The past year has taught us that the places we create and the quality of those spaces are more important than ever. How we have lived, worked and used outdoor space during the Covid crisis and what is accessible – and what isn’t – has accelerated our thinking about what we want and need from our places.
Covid has been horrendous, but it has driven a seismic shift in how we live and work. Combine that with a generational shift in thinking and what is coming will be quite profound.
Lockdown has highlighted a lack of access to open space, cramped housing and digital poverty. It has heightened the importance of community, given us pause to reflect on what we have on our doorsteps and where and how we want to work.
It has shone a spotlight on the quality of the places and space we provide – not only the places where people want to live, but where people have to live. The same design standards and quality of outdoor placemaking should be brought into urban spaces. We need to raise the standards across the board and hold ourselves, as an industry, to a higher standard.

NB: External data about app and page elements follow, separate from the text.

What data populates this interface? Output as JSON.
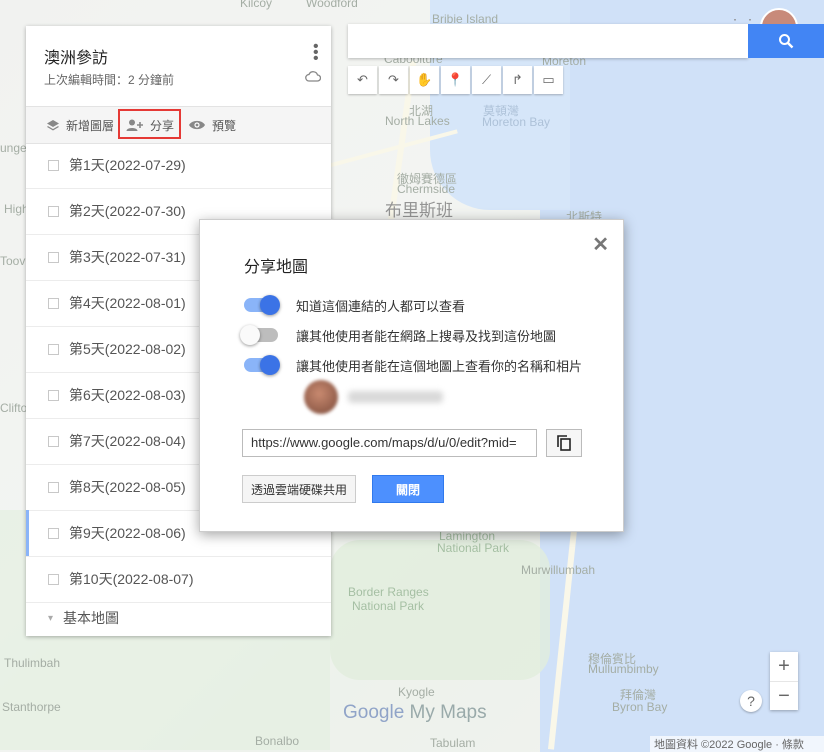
{
  "map": {
    "labels": [
      {
        "text": "Kilcoy",
        "cls": ""
      },
      {
        "text": "Woodford",
        "cls": ""
      },
      {
        "text": "Bribie Island",
        "cls": ""
      },
      {
        "text": "Caboolture",
        "cls": ""
      },
      {
        "text": "Moreton",
        "cls": ""
      },
      {
        "text": "北湖",
        "cls": ""
      },
      {
        "text": "North Lakes",
        "cls": ""
      },
      {
        "text": "莫頓灣",
        "cls": "blue"
      },
      {
        "text": "Moreton Bay",
        "cls": "blue"
      },
      {
        "text": "徹姆賽德區",
        "cls": ""
      },
      {
        "text": "Chermside",
        "cls": ""
      },
      {
        "text": "布里斯班",
        "cls": "big"
      },
      {
        "text": "北斯特",
        "cls": ""
      },
      {
        "text": "unge",
        "cls": ""
      },
      {
        "text": "High",
        "cls": ""
      },
      {
        "text": "Toov",
        "cls": ""
      },
      {
        "text": "Clifto",
        "cls": ""
      },
      {
        "text": "Lamington",
        "cls": "green"
      },
      {
        "text": "National Park",
        "cls": "green"
      },
      {
        "text": "Murwillumbah",
        "cls": ""
      },
      {
        "text": "Border Ranges",
        "cls": "green"
      },
      {
        "text": "National Park",
        "cls": "green"
      },
      {
        "text": "穆倫賓比",
        "cls": ""
      },
      {
        "text": "Mullumbimby",
        "cls": ""
      },
      {
        "text": "拜倫灣",
        "cls": ""
      },
      {
        "text": "Byron Bay",
        "cls": ""
      },
      {
        "text": "Kyogle",
        "cls": ""
      },
      {
        "text": "Thulimbah",
        "cls": ""
      },
      {
        "text": "Stanthorpe",
        "cls": ""
      },
      {
        "text": "Bonalbo",
        "cls": ""
      },
      {
        "text": "Tabulam",
        "cls": ""
      }
    ],
    "logo_google": "Google",
    "logo_mymaps": " My Maps",
    "attribution": "地圖資料 ©2022 Google · 條款",
    "zoom_in": "+",
    "zoom_out": "−",
    "help": "?"
  },
  "panel": {
    "title": "澳洲參訪",
    "subtitle": "上次編輯時間：2 分鐘前",
    "toolbar": {
      "add_layer": "新增圖層",
      "share": "分享",
      "preview": "預覽"
    },
    "layers": [
      {
        "label": "第1天(2022-07-29)"
      },
      {
        "label": "第2天(2022-07-30)"
      },
      {
        "label": "第3天(2022-07-31)"
      },
      {
        "label": "第4天(2022-08-01)"
      },
      {
        "label": "第5天(2022-08-02)"
      },
      {
        "label": "第6天(2022-08-03)"
      },
      {
        "label": "第7天(2022-08-04)"
      },
      {
        "label": "第8天(2022-08-05)"
      },
      {
        "label": "第9天(2022-08-06)"
      },
      {
        "label": "第10天(2022-08-07)"
      }
    ],
    "base_map": "基本地圖"
  },
  "dialog": {
    "title": "分享地圖",
    "options": [
      {
        "label": "知道這個連結的人都可以查看",
        "on": true
      },
      {
        "label": "讓其他使用者能在網路上搜尋及找到這份地圖",
        "on": false
      },
      {
        "label": "讓其他使用者能在這個地圖上查看你的名稱和相片",
        "on": true
      }
    ],
    "link_value": "https://www.google.com/maps/d/u/0/edit?mid=",
    "drive_button": "透過雲端硬碟共用",
    "close_button": "關閉"
  },
  "colors": {
    "accent": "#4285f4",
    "toggle_on": "#3b73e6",
    "highlight": "#e53935"
  }
}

One positive of lockdown has been the creation and strengthening of communities. Harworth has long put communities and placemaking at the heart of its regeneration. Over the past 12 months, we’ve seen people coming together and using spaces in a way they haven’t before.
The built environment has a role to play in fostering and sustaining these successful communities. And that means designing places really well, so there is a variety of space, different types of homes and a mix of tenures. Our places should support the needs of holistic communities, from young people to families and the elderly.
We need to raise standards across the board and hold the industry to a higher standard
Our designs need to reflect changing shopping habits, from the convenience of online retail to buying locally, how we socialise and our changing work habits. More of the working week is inevitably going to be spent at home post-Covid, which will influence what we want from our homes and offices.
We need to think carefully about how these changing priorities marry with the need for human connection and social interaction and the role of different places in bringing people together.
Thought will need to be given to our local neighbourhoods, from the types of facilities and amenities they provide to communal spaces. Ditto to what we want and need from our big urban centres.
Changing behaviours will drive different demands from our places, but quality needs to be at the heart of it – and Covid isn’t the only driver. How we live and work and what we value is part of a long-term structural shift – one that the next generation will play an increasing role in shaping.
The young adults in my life view the world through a very different lens to me and my cohorts at their age. They are less materialistic; they want more work/life balance, they are truly digital and they have grown up with the environment and sustainability as core values. The places that they live and work in are important to them, but so is how they are created and who creates them.
Life is not going to snap back to how it was before. The vaccine may bring us closer to ‘normality’, but Covid will leave a permanent mark, and for those working in the built environment, that will mean designing thoughtful, high-quality, inclusive places and spaces for everyone.
Lynda Shillaw is chief executive of Harworth Group